When talking about antique lacquer clocks and their cases we need to discuss the China trade and the formation of the East India Company.
People today see the trade with China as a route for cheap goods or services and they probably believe this trade route is a relevantly new process. This is far from the truth though on both counts, we have traded with China and areas of the world like this for many centuries. The ability to trade came about with our nation making huge advancements in marine technology that I have discussed in previous blogs. We were undoubtedly a great seapower. Merchants in the 16th and 17th and 18th centuries were amazed at the many treasures and skills the Chinese people possessed. It was not until 1672 though that the famous East India Company secured a trading post in Taiwan, this was ten years or so later than their counterpart, the Dutch East India Company was expelled from the country by the Chinese. At the start of 1700, the company’s base was changed from Taiwan to Canton. With its Royal Charter the company was granted a monopoly of trade in the East Indies until 1833.
As I have discussed in previous blogs about the Clockmakers Company. London and the UK was the centre of the world’s clockmaking in the 17th and 18th centuries. The China trade expanded many different skill sets though, and cabinets from English clockmakers were sent out to China to be decorated. True lacquering originated from Asia and it is obtained by applying many coats of the sap of the lac tree with polishing between coats. The colour or surface dye is mixed with this lacquer, black, blue, red, green and many other colours and then after the lacquered cabinet is decorated with raised gold leaf decoration. These skills are thought to have been employed in Japan and China as early as the third century BC. Clearly its importation into Europe came at a much later time and was facilitated by the East India Company described above. Furniture, boxes and antique clock cases were all decorated in this way and transported back to homes in the UK. It is suggested that very few clock cases were sent out to the Far East for decorating but I do not agree with this. If you look closely at the records of the East India Company, many clocks and pieces of furnture are clearly listed on the import sheets , with the lacquered description clearly evident. I am not saying some lacquer production does not start up in the UK but any that does I believe to be not of the same quality as the clock cases decorated out in the Far East. Later 18th and 19th century clocks with have been lacquered sometimes show an inferior quality, are these from UK decorators trying to copy the highly skilled Chinese in this regard.
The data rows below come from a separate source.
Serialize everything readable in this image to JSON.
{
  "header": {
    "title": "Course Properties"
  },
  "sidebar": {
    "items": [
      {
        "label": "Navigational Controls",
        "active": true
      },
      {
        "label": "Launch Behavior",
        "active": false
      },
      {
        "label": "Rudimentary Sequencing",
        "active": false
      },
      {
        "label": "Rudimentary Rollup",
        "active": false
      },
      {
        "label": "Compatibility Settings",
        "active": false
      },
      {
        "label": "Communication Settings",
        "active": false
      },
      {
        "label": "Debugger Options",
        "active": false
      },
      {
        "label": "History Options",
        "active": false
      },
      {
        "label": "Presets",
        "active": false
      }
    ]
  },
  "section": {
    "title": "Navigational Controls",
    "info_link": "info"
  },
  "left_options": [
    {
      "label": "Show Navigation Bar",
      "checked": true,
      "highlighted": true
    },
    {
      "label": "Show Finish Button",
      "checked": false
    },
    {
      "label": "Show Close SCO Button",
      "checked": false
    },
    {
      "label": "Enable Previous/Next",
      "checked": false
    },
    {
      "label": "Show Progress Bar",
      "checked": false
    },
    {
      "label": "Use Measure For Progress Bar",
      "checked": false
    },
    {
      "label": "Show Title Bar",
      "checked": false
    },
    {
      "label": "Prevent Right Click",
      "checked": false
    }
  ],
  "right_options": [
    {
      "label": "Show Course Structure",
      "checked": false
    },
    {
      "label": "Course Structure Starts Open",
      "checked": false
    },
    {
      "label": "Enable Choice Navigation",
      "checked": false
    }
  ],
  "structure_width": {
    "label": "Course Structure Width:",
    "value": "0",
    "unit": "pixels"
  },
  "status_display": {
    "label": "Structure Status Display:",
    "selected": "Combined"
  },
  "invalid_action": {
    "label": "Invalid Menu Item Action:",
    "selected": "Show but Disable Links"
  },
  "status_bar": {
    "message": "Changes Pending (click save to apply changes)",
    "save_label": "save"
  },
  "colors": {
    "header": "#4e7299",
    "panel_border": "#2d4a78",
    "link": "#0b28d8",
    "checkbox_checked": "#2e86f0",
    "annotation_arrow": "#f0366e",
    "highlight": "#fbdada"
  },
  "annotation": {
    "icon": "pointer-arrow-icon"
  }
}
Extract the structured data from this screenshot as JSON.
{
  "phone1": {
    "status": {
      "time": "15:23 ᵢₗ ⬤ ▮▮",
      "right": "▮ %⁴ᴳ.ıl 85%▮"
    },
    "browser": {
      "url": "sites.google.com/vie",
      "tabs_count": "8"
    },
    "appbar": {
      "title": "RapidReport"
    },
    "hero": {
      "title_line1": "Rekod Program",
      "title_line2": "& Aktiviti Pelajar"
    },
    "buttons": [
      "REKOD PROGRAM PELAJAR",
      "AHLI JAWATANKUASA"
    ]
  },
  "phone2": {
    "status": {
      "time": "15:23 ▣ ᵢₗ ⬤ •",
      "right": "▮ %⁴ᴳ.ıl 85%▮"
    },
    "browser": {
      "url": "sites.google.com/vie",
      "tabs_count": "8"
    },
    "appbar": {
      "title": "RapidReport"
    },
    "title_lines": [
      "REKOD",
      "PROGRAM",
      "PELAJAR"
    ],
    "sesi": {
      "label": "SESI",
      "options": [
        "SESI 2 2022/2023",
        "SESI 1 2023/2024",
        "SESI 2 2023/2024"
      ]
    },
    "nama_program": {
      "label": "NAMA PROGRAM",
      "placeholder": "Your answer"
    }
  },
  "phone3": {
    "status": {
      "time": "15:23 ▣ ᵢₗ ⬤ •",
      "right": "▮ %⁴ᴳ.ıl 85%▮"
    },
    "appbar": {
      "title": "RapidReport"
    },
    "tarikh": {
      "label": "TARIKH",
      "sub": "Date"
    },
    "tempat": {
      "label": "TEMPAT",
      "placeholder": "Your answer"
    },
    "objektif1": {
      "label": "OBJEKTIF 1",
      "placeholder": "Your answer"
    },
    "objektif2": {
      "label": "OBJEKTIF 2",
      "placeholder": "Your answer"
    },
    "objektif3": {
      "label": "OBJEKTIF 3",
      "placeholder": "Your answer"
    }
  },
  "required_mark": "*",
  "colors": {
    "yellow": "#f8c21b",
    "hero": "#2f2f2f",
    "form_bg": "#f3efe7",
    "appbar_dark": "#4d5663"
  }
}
The truth is as no lacquer cabinets have a decorators mark so we will never know for sure, but the records of the East India Company do show a large importation of lacquered products throughout this period, this is for sure. We have a great history in this country in the UK but it is amazing what countries like China manufactured many centuries earlier. The East India Company imported fantastic Chinese porcelain and many other items into the UK during this time. These were not inferior cheap products at all. UK Porcelain Factories in places like Stoke set up off the back of this but we need to remember the great contribution of the Chinese nation over the many preceeding centuries. http://www.pendulumofmayfair.co.uk